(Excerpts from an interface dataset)
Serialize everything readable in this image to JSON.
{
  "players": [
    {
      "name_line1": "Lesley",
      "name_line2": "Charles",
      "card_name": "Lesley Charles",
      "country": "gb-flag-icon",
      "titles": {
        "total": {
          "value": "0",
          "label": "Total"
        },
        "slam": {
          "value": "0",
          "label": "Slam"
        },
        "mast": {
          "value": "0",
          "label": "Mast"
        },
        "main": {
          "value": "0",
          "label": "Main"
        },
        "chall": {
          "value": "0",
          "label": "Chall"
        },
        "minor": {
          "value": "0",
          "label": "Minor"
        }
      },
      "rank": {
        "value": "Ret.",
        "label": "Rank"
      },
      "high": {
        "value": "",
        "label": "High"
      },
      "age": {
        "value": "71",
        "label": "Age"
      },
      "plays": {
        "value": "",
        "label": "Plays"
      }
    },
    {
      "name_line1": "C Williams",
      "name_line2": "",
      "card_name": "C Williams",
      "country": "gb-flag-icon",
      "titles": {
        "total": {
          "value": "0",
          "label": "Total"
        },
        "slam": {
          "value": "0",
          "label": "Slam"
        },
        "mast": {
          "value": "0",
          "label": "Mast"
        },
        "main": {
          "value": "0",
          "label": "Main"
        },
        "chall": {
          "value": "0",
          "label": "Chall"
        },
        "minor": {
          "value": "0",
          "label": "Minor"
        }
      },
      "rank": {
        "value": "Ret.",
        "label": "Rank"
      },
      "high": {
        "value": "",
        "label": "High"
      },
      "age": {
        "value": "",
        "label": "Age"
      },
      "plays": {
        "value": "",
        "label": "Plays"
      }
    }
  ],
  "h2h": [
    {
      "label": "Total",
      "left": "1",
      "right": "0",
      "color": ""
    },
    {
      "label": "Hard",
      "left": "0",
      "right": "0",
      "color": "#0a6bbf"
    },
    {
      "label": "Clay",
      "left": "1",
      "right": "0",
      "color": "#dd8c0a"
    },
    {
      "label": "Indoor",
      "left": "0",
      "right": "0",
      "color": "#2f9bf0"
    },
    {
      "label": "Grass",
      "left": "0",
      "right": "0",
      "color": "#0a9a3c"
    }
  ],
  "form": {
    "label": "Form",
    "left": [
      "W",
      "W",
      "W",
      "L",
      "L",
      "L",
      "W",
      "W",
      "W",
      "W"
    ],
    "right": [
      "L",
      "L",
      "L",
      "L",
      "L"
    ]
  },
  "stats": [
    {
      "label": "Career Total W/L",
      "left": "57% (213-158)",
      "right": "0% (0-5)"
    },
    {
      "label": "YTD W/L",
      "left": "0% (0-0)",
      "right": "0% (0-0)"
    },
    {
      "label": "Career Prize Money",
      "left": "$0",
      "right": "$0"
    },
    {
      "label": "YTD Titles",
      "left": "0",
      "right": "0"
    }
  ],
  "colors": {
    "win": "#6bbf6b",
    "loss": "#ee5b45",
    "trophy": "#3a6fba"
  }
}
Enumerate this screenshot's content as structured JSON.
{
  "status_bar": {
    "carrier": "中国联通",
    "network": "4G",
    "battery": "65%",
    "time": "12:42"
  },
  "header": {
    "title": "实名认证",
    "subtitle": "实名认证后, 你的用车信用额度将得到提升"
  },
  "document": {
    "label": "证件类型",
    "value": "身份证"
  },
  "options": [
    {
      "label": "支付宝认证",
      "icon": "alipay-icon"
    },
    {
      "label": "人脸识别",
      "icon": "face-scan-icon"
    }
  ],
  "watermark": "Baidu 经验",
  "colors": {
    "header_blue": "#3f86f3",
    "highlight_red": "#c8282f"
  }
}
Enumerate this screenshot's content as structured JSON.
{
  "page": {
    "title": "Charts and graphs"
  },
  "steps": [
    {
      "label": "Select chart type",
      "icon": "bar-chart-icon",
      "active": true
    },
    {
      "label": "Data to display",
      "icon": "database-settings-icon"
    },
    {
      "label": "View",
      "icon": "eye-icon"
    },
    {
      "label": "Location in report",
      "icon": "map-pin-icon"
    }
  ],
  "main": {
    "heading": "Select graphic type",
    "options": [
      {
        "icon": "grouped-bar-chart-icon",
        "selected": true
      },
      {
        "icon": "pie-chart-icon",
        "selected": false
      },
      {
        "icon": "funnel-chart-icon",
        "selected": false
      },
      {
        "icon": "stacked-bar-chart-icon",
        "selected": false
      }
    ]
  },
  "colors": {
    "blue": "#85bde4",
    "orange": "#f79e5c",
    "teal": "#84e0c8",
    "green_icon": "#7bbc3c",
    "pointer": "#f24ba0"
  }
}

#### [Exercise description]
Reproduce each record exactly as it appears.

#### [Exercise solution]
Serialize everything readable in this image to JSON.
{
  "players": [
    {
      "name_line1": "Lesley",
      "name_line2": "Charles",
      "card_name": "Lesley Charles",
      "country": "gb-flag-icon",
      "titles": {
        "total": {
          "value": "0",
          "label": "Total"
        },
        "slam": {
          "value": "0",
          "label": "Slam"
        },
        "mast": {
          "value": "0",
          "label": "Mast"
        },
        "main": {
          "value": "0",
          "label": "Main"
        },
        "chall": {
          "value": "0",
          "label": "Chall"
        },
        "minor": {
          "value": "0",
          "label": "Minor"
        }
      },
      "rank": {
        "value": "Ret.",
        "label": "Rank"
      },
      "high": {
        "value": "",
        "label": "High"
      },
      "age": {
        "value": "71",
        "label": "Age"
      },
      "plays": {
        "value": "",
        "label": "Plays"
      }
    },
    {
      "name_line1": "C Williams",
      "name_line2": "",
      "card_name": "C Williams",
      "country": "gb-flag-icon",
      "titles": {
        "total": {
          "value": "0",
          "label": "Total"
        },
        "slam": {
          "value": "0",
          "label": "Slam"
        },
        "mast": {
          "value": "0",
          "label": "Mast"
        },
        "main": {
          "value": "0",
          "label": "Main"
        },
        "chall": {
          "value": "0",
          "label": "Chall"
        },
        "minor": {
          "value": "0",
          "label": "Minor"
        }
      },
      "rank": {
        "value": "Ret.",
        "label": "Rank"
      },
      "high": {
        "value": "",
        "label": "High"
      },
      "age": {
        "value": "",
        "label": "Age"
      },
      "plays": {
        "value": "",
        "label": "Plays"
      }
    }
  ],
  "h2h": [
    {
      "label": "Total",
      "left": "1",
      "right": "0",
      "color": ""
    },
    {
      "label": "Hard",
      "left": "0",
      "right": "0",
      "color": "#0a6bbf"
    },
    {
      "label": "Clay",
      "left": "1",
      "right": "0",
      "color": "#dd8c0a"
    },
    {
      "label": "Indoor",
      "left": "0",
      "right": "0",
      "color": "#2f9bf0"
    },
    {
      "label": "Grass",
      "left": "0",
      "right": "0",
      "color": "#0a9a3c"
    }
  ],
  "form": {
    "label": "Form",
    "left": [
      "W",
      "W",
      "W",
      "L",
      "L",
      "L",
      "W",
      "W",
      "W",
      "W"
    ],
    "right": [
      "L",
      "L",
      "L",
      "L",
      "L"
    ]
  },
  "stats": [
    {
      "label": "Career Total W/L",
      "left": "57% (213-158)",
      "right": "0% (0-5)"
    },
    {
      "label": "YTD W/L",
      "left": "0% (0-0)",
      "right": "0% (0-0)"
    },
    {
      "label": "Career Prize Money",
      "left": "$0",
      "right": "$0"
    },
    {
      "label": "YTD Titles",
      "left": "0",
      "right": "0"
    }
  ],
  "colors": {
    "win": "#6bbf6b",
    "loss": "#ee5b45",
    "trophy": "#3a6fba"
  }
}
Enumerate this screenshot's content as structured JSON.
{
  "status_bar": {
    "carrier": "中国联通",
    "network": "4G",
    "battery": "65%",
    "time": "12:42"
  },
  "header": {
    "title": "实名认证",
    "subtitle": "实名认证后, 你的用车信用额度将得到提升"
  },
  "document": {
    "label": "证件类型",
    "value": "身份证"
  },
  "options": [
    {
      "label": "支付宝认证",
      "icon": "alipay-icon"
    },
    {
      "label": "人脸识别",
      "icon": "face-scan-icon"
    }
  ],
  "watermark": "Baidu 经验",
  "colors": {
    "header_blue": "#3f86f3",
    "highlight_red": "#c8282f"
  }
}
Enumerate this screenshot's content as structured JSON.
{
  "page": {
    "title": "Charts and graphs"
  },
  "steps": [
    {
      "label": "Select chart type",
      "icon": "bar-chart-icon",
      "active": true
    },
    {
      "label": "Data to display",
      "icon": "database-settings-icon"
    },
    {
      "label": "View",
      "icon": "eye-icon"
    },
    {
      "label": "Location in report",
      "icon": "map-pin-icon"
    }
  ],
  "main": {
    "heading": "Select graphic type",
    "options": [
      {
        "icon": "grouped-bar-chart-icon",
        "selected": true
      },
      {
        "icon": "pie-chart-icon",
        "selected": false
      },
      {
        "icon": "funnel-chart-icon",
        "selected": false
      },
      {
        "icon": "stacked-bar-chart-icon",
        "selected": false
      }
    ]
  },
  "colors": {
    "blue": "#85bde4",
    "orange": "#f79e5c",
    "teal": "#84e0c8",
    "green_icon": "#7bbc3c",
    "pointer": "#f24ba0"
  }
}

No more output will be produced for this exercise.